Task brief: Return only the number of lines in the data below where the word "illustration" appears.

Records shown:
▶

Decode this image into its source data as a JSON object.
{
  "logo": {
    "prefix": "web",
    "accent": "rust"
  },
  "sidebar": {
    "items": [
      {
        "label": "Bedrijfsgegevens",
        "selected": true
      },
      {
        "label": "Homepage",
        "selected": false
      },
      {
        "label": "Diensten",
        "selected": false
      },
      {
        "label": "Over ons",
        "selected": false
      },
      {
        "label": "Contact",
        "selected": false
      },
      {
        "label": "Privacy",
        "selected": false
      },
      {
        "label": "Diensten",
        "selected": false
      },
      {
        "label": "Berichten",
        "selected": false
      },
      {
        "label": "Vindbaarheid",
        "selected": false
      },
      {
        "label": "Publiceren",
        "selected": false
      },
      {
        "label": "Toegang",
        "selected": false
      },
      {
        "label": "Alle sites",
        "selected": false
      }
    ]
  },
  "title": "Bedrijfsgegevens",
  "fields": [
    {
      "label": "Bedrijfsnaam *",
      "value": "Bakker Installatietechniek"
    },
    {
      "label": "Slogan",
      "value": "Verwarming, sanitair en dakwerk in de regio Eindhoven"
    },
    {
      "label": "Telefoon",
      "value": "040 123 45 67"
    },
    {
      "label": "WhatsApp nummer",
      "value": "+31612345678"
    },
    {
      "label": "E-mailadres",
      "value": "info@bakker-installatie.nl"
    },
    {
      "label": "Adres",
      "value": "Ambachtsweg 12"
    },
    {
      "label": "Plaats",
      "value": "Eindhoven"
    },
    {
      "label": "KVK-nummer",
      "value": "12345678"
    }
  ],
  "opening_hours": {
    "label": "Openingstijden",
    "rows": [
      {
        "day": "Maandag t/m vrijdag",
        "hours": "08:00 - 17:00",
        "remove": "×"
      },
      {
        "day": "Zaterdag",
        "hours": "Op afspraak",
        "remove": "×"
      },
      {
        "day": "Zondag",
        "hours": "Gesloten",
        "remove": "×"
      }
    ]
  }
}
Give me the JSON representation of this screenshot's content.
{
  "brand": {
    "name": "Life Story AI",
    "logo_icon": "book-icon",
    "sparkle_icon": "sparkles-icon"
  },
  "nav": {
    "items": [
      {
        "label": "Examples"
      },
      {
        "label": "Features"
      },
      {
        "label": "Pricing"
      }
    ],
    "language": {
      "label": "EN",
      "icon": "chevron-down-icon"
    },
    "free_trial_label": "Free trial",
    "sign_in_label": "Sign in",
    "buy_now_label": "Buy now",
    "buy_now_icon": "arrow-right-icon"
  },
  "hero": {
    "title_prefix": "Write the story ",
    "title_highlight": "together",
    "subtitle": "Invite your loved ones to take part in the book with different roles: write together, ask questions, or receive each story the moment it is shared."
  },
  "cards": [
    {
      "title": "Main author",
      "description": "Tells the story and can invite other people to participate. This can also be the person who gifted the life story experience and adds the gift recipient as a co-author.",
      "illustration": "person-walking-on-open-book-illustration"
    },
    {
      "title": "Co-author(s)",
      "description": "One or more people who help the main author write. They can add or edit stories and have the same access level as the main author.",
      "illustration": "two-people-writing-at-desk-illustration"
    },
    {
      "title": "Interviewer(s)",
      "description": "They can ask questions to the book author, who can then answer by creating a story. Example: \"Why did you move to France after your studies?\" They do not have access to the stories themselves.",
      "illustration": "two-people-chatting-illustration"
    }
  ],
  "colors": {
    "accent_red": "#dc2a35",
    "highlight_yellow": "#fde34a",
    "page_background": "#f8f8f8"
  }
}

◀

Answer space: 3